───── Data for review
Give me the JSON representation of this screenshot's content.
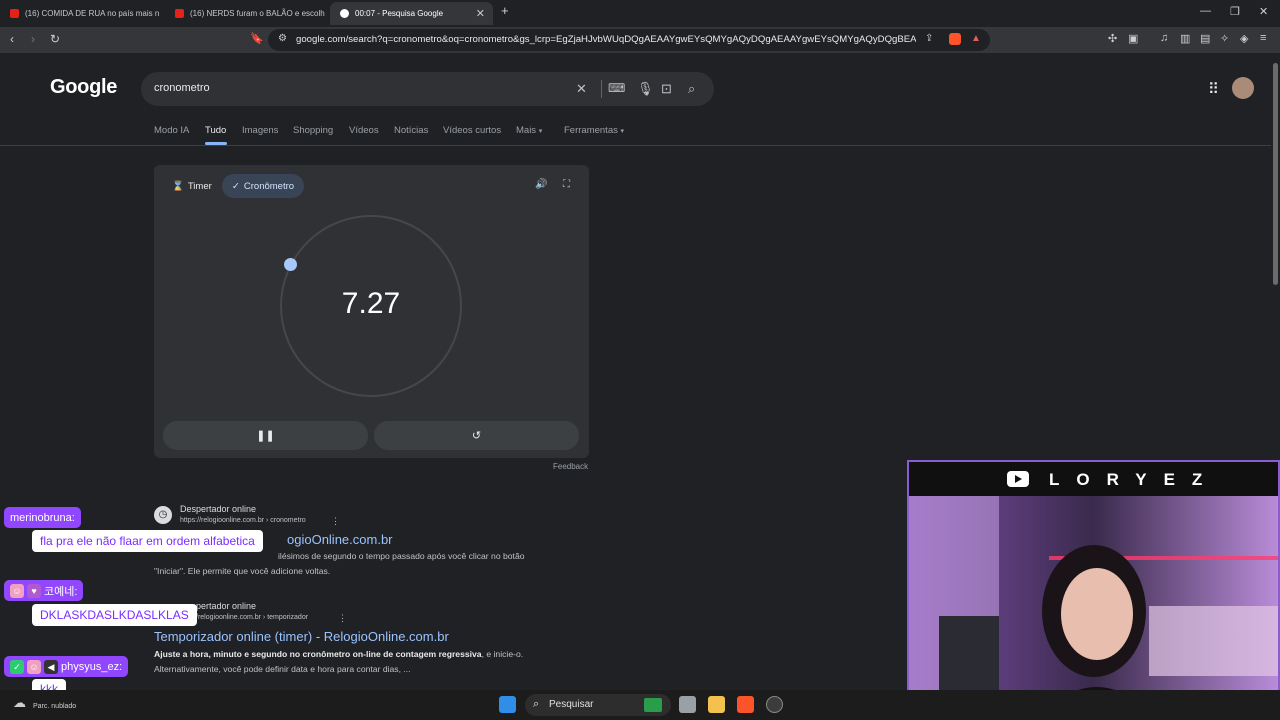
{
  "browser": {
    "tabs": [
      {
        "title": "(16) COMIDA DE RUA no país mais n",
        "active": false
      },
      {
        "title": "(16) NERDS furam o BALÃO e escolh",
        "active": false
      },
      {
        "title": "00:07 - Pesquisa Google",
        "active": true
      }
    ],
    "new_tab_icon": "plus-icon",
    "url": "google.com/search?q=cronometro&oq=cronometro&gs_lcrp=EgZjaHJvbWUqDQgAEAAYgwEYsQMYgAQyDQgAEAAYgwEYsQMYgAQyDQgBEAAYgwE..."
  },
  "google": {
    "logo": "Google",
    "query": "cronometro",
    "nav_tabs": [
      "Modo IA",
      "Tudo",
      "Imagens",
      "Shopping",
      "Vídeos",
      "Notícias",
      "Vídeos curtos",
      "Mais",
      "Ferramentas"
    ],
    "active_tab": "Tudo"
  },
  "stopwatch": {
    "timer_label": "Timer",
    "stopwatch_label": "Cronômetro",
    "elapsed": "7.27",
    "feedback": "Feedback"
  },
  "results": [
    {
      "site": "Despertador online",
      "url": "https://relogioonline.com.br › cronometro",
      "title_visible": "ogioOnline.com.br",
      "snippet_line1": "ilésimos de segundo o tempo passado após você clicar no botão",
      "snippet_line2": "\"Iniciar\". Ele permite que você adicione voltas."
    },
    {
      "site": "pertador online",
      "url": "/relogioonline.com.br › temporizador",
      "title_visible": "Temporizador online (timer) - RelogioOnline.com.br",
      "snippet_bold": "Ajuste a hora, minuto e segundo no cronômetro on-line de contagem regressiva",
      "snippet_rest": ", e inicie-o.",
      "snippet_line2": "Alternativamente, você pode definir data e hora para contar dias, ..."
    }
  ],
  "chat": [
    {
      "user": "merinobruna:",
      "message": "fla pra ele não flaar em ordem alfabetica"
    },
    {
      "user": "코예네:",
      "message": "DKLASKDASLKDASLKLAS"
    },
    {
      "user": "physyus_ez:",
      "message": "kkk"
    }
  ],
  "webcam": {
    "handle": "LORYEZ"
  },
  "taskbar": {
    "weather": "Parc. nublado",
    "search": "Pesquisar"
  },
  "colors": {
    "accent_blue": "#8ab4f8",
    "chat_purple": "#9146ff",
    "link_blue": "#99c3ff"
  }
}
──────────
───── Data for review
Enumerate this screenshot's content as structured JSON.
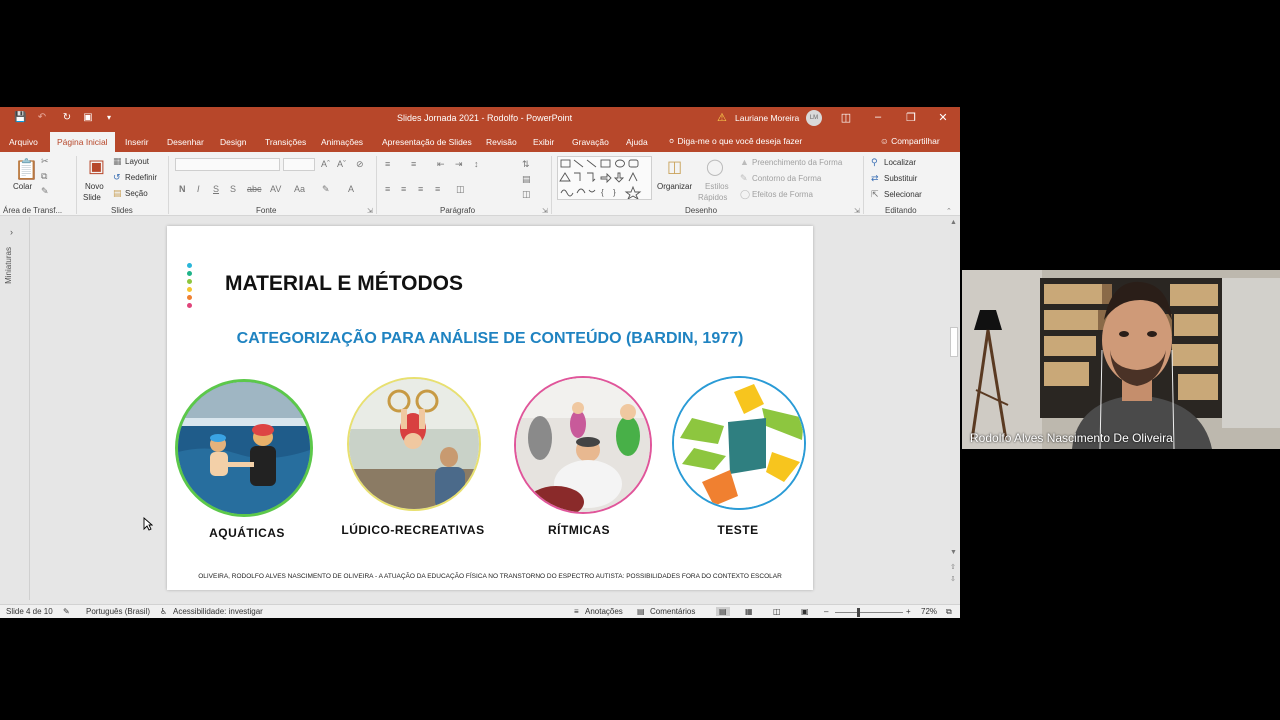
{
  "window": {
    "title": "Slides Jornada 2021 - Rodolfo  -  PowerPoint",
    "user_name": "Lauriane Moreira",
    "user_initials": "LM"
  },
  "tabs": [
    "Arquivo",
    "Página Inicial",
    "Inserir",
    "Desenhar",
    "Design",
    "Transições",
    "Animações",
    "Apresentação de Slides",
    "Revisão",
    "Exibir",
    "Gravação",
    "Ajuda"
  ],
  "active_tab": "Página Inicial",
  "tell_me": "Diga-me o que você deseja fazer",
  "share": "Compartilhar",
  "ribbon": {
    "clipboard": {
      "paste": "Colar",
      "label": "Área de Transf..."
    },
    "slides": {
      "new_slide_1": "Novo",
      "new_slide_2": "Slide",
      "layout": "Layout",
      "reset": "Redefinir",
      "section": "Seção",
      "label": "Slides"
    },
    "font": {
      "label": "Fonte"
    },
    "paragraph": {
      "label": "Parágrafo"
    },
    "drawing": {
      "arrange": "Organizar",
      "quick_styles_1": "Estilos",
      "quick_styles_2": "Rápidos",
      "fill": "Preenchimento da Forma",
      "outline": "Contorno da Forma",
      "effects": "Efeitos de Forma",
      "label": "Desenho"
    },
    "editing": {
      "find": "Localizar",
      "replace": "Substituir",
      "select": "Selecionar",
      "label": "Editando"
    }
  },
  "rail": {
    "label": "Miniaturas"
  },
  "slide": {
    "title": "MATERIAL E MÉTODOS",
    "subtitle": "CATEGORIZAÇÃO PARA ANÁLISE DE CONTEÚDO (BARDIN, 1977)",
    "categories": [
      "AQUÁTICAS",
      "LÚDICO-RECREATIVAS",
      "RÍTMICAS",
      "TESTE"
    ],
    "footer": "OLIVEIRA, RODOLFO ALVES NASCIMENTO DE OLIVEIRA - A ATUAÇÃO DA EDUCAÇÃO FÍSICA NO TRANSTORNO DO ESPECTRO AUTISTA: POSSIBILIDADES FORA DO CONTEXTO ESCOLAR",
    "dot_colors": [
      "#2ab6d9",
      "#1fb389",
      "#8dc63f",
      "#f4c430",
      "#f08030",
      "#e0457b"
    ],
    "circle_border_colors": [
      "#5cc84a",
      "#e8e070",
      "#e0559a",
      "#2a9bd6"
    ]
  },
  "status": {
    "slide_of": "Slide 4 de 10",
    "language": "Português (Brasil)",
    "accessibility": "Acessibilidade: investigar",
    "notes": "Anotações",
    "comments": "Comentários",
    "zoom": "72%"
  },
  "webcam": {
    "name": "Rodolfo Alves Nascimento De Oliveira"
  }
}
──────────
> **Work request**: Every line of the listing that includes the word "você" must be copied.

> **Exercise result**:
      "snippet_line1": "ilésimos de segundo o tempo passado após você clicar no botão",
      "snippet_line2": "\"Iniciar\". Ele permite que você adicione voltas."
      "snippet_line2": "Alternativamente, você pode definir data e hora para contar dias, ..."
  "tell_me": "Diga-me o que você deseja fazer",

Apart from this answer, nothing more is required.